Matrix’s objective is to solve this fragmentation problem by designing a federated protocol for communication that enables users to freely communicate across a global network, without having to use specific services or desktop clients based on which ones your friends, family, and colleagues use.
The goal that Matrix is trying to accomplish could be divided into two parts: an immediate goal, and a long-term goal. Matrix’s immediate goal is to fix the problem of fragmented IP communications, letting users message and call each other without having to care what app the other user is on. It should be as easy as sending an email from one email application to another.

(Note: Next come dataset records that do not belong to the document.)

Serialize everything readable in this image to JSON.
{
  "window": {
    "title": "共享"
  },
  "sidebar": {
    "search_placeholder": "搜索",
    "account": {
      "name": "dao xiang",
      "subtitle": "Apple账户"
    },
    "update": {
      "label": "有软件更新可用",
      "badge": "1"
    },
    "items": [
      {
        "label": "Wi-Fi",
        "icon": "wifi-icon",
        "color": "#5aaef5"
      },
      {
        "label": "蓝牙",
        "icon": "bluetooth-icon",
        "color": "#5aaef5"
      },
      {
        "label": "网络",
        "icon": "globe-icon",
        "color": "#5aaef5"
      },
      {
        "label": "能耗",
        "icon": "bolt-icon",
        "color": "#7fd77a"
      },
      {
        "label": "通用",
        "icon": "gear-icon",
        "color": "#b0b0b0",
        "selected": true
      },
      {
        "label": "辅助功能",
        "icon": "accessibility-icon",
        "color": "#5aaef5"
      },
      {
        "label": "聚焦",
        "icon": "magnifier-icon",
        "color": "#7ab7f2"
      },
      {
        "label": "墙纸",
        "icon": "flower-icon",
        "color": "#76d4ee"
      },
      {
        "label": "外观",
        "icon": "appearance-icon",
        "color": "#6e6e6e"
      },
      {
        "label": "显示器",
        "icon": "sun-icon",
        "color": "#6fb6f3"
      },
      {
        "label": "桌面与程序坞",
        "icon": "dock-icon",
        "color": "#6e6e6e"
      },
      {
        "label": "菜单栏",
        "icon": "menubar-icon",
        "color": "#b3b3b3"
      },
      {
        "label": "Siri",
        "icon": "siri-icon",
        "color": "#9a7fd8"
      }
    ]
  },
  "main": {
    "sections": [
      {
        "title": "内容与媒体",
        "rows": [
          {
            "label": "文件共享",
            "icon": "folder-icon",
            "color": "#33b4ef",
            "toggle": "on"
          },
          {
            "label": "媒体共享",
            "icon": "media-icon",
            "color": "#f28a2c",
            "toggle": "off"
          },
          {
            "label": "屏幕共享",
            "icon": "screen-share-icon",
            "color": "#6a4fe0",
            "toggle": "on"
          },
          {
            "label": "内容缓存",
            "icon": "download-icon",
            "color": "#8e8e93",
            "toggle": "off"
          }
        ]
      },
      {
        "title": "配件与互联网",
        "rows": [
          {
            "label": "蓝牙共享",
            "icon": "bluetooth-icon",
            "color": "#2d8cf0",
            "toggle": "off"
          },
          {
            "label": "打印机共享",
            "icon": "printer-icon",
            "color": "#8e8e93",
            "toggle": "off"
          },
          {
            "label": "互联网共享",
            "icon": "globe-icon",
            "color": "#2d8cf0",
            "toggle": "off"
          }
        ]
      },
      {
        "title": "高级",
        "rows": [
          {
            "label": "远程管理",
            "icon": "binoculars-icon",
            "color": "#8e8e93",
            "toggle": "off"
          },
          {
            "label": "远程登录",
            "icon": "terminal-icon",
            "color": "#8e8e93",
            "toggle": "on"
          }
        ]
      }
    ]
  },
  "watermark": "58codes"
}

The longer-term goal is for Matrix to act as a generic HTTP messaging and data synchronization system for the whole web, varying services and devices to easily communicate with each other, empowering users to own and control their data, and have the freedom to choose the services and vendors they want to use.
To solve the problem of interoperability, Matrix built an open source, open standard interoperable ecosystem for communications over the internet. Instead of focusing on the re-creation of a new system, the team behind Matrix decided to augment the current internet protocol HTTP to do more. They did this by adding a layer that defines a set of open APIs for decentralized communication, suitable for securely publishing, persisting, and subscribing to data over a global open federation of servers with no single point of control.
Federation allows separate deployments of a communication service to communicate with each other.
Open standard means they have freely published the details on how to communicate using the Matrix set of HTTP APIs, eliminating the need for patent licensing requirements.
What separates the Matrix protocol from other, similar communication protocols is that you can:
- Communicate with anyone, even if they are not using Matrix yet.
- Choose where your communication data is stored and who has access to it.
It is time to bid farewell to fragmentation in the VOIP space and embrace the synchronicity that Matrix seeks to establish for everyone to enjoy.
I’ll strongly recommend you visit their site for more information and updates on this very pivotal open source project.